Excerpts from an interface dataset
::::::
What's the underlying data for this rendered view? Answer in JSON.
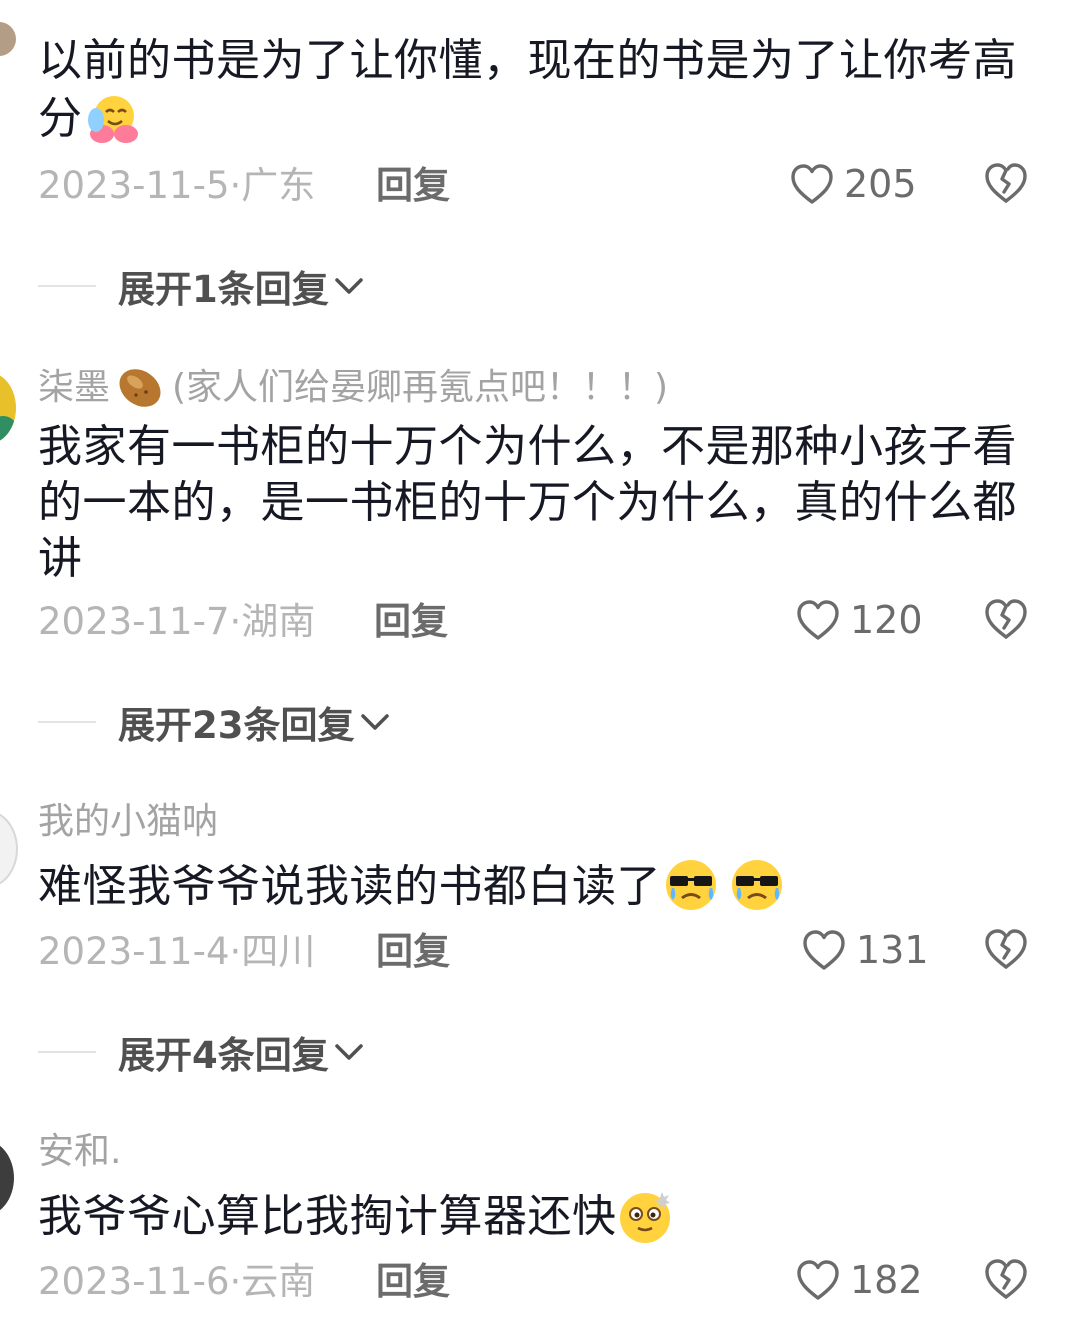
{
  "comments": [
    {
      "text_lines": [
        "以前的书是为了让你懂，现在的书是为了让你考高",
        "分"
      ],
      "emoji": "hugging-face-emoji",
      "date": "2023-11-5",
      "region": "广东",
      "reply_label": "回复",
      "likes": "205",
      "expand_label": "展开1条回复"
    },
    {
      "username": "柒墨",
      "username_note": "(家人们给晏卿再氪点吧！！！)",
      "text_lines": [
        "我家有一书柜的十万个为什么，不是那种小孩子看",
        "的一本的，是一书柜的十万个为什么，真的什么都",
        "讲"
      ],
      "date": "2023-11-7",
      "region": "湖南",
      "reply_label": "回复",
      "likes": "120",
      "expand_label": "展开23条回复"
    },
    {
      "username": "我的小猫呐",
      "text_lines": [
        "难怪我爷爷说我读的书都白读了"
      ],
      "emoji": "crying-sunglasses-emoji",
      "date": "2023-11-4",
      "region": "四川",
      "reply_label": "回复",
      "likes": "131",
      "expand_label": "展开4条回复"
    },
    {
      "username": "安和.",
      "text_lines": [
        "我爷爷心算比我掏计算器还快"
      ],
      "emoji": "dizzy-face-emoji",
      "date": "2023-11-6",
      "region": "云南",
      "reply_label": "回复",
      "likes": "182"
    }
  ],
  "colors": {
    "text": "#161823",
    "muted": "#a3a3a3",
    "reply": "#6b6b6b"
  }
}
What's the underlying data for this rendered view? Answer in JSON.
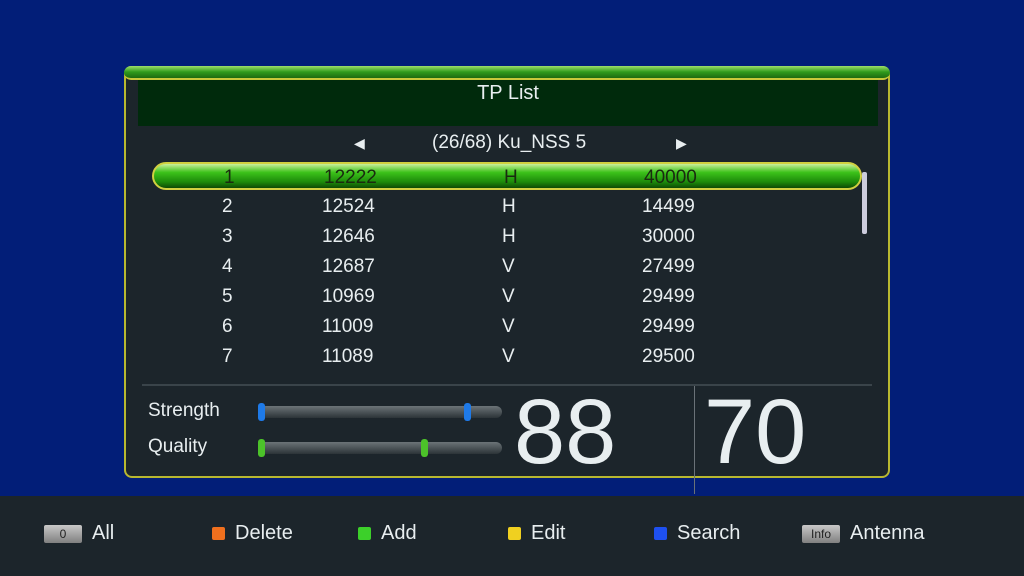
{
  "title": "TP List",
  "satellite": "(26/68) Ku_NSS 5",
  "rows": [
    [
      "1",
      "12222",
      "H",
      "40000"
    ],
    [
      "2",
      "12524",
      "H",
      "14499"
    ],
    [
      "3",
      "12646",
      "H",
      "30000"
    ],
    [
      "4",
      "12687",
      "V",
      "27499"
    ],
    [
      "5",
      "10969",
      "V",
      "29499"
    ],
    [
      "6",
      "11009",
      "V",
      "29499"
    ],
    [
      "7",
      "11089",
      "V",
      "29500"
    ]
  ],
  "selected_row": 0,
  "signal": {
    "strength_label": "Strength",
    "quality_label": "Quality",
    "strength": "88",
    "quality": "70",
    "strength_pct": 86,
    "quality_pct": 68,
    "strength_color": "#1e7ae8",
    "quality_color": "#4cc22a"
  },
  "footer": [
    {
      "key": "0",
      "label": "All"
    },
    {
      "color": "#f0701e",
      "label": "Delete"
    },
    {
      "color": "#3cd02a",
      "label": "Add"
    },
    {
      "color": "#f0d020",
      "label": "Edit"
    },
    {
      "color": "#1e50f0",
      "label": "Search"
    },
    {
      "key": "Info",
      "label": "Antenna"
    }
  ]
}
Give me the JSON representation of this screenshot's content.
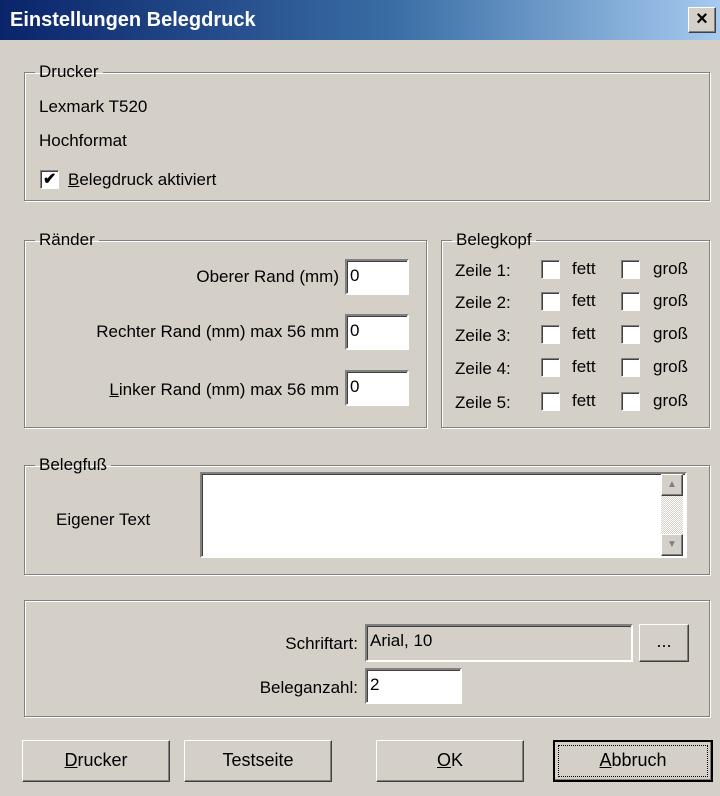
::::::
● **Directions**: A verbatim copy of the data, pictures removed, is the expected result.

● **Solution**:
What's the underlying data for this rendered view? Answer in JSON.
{
  "comments": [
    {
      "text_lines": [
        "以前的书是为了让你懂，现在的书是为了让你考高",
        "分"
      ],
      "emoji": "hugging-face-emoji",
      "date": "2023-11-5",
      "region": "广东",
      "reply_label": "回复",
      "likes": "205",
      "expand_label": "展开1条回复"
    },
    {
      "username": "柒墨",
      "username_note": "(家人们给晏卿再氪点吧！！！)",
      "text_lines": [
        "我家有一书柜的十万个为什么，不是那种小孩子看",
        "的一本的，是一书柜的十万个为什么，真的什么都",
        "讲"
      ],
      "date": "2023-11-7",
      "region": "湖南",
      "reply_label": "回复",
      "likes": "120",
      "expand_label": "展开23条回复"
    },
    {
      "username": "我的小猫呐",
      "text_lines": [
        "难怪我爷爷说我读的书都白读了"
      ],
      "emoji": "crying-sunglasses-emoji",
      "date": "2023-11-4",
      "region": "四川",
      "reply_label": "回复",
      "likes": "131",
      "expand_label": "展开4条回复"
    },
    {
      "username": "安和.",
      "text_lines": [
        "我爷爷心算比我掏计算器还快"
      ],
      "emoji": "dizzy-face-emoji",
      "date": "2023-11-6",
      "region": "云南",
      "reply_label": "回复",
      "likes": "182"
    }
  ],
  "colors": {
    "text": "#161823",
    "muted": "#a3a3a3",
    "reply": "#6b6b6b"
  }
}
What's the underlying data for this rendered view? Answer in JSON.
{
  "title": "TP List",
  "satellite": "(26/68) Ku_NSS 5",
  "rows": [
    [
      "1",
      "12222",
      "H",
      "40000"
    ],
    [
      "2",
      "12524",
      "H",
      "14499"
    ],
    [
      "3",
      "12646",
      "H",
      "30000"
    ],
    [
      "4",
      "12687",
      "V",
      "27499"
    ],
    [
      "5",
      "10969",
      "V",
      "29499"
    ],
    [
      "6",
      "11009",
      "V",
      "29499"
    ],
    [
      "7",
      "11089",
      "V",
      "29500"
    ]
  ],
  "selected_row": 0,
  "signal": {
    "strength_label": "Strength",
    "quality_label": "Quality",
    "strength": "88",
    "quality": "70",
    "strength_pct": 86,
    "quality_pct": 68,
    "strength_color": "#1e7ae8",
    "quality_color": "#4cc22a"
  },
  "footer": [
    {
      "key": "0",
      "label": "All"
    },
    {
      "color": "#f0701e",
      "label": "Delete"
    },
    {
      "color": "#3cd02a",
      "label": "Add"
    },
    {
      "color": "#f0d020",
      "label": "Edit"
    },
    {
      "color": "#1e50f0",
      "label": "Search"
    },
    {
      "key": "Info",
      "label": "Antenna"
    }
  ]
}
Give me the JSON representation of this screenshot's content.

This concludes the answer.